“When the water rises to a dangerous level, people leave the houses and take refuge in the shelters. As the water goes down, we come back and fix whatever is damaged. But this time the flooding was so big that our traditional way of living is now threatened,” Rahman told DW.
Experts say that, because of climate change, this type precipitation and severe flooding will occur more frequently.
In the Sylhet district, Nurjahan’s neighbor Nowshad Ali, 55, has put more than 100 sand sacks into his basement to keep his home standing.

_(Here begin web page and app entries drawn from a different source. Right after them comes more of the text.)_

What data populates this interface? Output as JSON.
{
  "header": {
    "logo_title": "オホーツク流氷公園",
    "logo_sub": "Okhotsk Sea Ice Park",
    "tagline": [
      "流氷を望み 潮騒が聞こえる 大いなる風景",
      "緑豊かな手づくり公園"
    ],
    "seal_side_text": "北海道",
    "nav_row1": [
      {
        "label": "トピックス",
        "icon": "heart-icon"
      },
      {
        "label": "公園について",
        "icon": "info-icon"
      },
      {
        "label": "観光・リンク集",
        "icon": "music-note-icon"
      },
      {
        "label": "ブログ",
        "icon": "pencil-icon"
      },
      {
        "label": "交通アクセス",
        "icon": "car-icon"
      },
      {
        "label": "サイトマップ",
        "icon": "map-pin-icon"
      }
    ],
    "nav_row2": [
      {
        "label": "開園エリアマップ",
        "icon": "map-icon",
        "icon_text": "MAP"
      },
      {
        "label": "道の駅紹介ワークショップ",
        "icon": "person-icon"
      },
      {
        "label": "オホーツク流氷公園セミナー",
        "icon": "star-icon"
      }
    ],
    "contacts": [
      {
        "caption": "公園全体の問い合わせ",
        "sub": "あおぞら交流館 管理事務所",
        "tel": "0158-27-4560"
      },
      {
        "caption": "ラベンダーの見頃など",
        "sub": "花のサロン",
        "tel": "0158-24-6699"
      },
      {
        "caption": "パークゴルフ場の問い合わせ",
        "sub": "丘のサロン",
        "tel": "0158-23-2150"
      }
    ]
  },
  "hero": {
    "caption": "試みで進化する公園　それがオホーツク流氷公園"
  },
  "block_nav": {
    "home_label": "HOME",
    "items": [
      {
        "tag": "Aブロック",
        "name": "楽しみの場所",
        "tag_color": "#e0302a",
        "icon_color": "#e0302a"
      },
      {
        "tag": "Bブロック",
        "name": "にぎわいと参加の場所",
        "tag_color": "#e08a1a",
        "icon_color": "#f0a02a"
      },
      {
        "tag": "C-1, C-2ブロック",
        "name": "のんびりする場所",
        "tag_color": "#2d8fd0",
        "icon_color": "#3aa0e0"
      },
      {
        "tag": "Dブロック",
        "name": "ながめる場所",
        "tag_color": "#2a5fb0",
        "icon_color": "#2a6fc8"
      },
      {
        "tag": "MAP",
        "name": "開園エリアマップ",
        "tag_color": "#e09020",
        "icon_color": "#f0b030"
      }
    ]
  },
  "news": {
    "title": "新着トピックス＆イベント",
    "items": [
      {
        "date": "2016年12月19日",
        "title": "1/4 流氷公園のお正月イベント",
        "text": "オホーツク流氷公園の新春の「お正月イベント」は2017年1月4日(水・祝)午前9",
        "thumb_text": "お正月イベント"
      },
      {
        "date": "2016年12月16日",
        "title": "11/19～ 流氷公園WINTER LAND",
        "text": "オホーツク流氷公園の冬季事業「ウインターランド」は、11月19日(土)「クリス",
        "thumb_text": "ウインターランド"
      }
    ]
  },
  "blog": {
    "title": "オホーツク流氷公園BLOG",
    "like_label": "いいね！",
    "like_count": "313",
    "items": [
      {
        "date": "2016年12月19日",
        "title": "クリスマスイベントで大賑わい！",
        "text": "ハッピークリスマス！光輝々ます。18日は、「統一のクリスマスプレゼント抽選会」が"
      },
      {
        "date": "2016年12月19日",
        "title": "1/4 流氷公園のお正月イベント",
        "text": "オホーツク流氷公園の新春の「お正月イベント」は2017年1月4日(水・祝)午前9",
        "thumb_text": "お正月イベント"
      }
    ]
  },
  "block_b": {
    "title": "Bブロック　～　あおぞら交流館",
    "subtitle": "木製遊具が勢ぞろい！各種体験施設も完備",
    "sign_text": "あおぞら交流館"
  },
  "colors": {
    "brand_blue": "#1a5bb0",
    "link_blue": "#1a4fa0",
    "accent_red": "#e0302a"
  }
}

“This is to save the house from falling down. I can’t afford more than that,” Ali said, showing the cracks in the brick walls.
Challenges to infrastructure
This year’s flooding has also challenged the Bangladeshi government’s disaster management capacity.
“The excess Himalayan flooding has damaged many of our dams, and it has also brought a lot of sediments,” Niloy Pasha, a Sylhet-based engineer on the Bangladesh Water Development Board, told DW. “So, our rivers and haors could not hold the water.”
Bangladesh is implementing long-term measures such as dredging the transboundary Surma and Kushiara rivers and other northeastern rivers to expand their capacity to hold water. However, these measures alone can’t solve the problem, according to the officials.
“You can’t dredge 2 meters of a river. The banks will collapse,” Pasha said, adding that that unplanned infrastructure in the haors is also increasing the negative effects of floods.
The local government of Bishwambarpur Upazila of the Sunamganj district has introduced an experimental floating house for Sukhu Rani Das and her family. She is a neighbor of Usha and Minoti Rani Das.
“They say that the house will float even during high tide,” said Sukhu Rani Das.
Sadi Ur Rahim Zadid, a regional official, said the experiment had challenges. “I was inspired by the floating houses in Vietnam. As this place is always under water, I thought this could be a solution,” Zadid told DW.
The house is made of corrugated tin sheets, bamboo and wood. Water drums are tied underneath, so the house floats.
“We have to see how it survives in the dry seasons. Also, the cost is much more than the traditional houses. These poor people can’t afford that. But it is a start. We have to work more on these types of solutions,” Zadid said.
Sukhu Rani Das’s neighbors Usha and Minoti are also waiting for a floating house — although they are not sure that this will solve all of their problems.
“We are afraid of the future. Maybe a floating house will stop us floating around during floods, or maybe not. We know we have to live with floods. We just don’t want to have to rebuild our homes after each and every flood,” Usha said.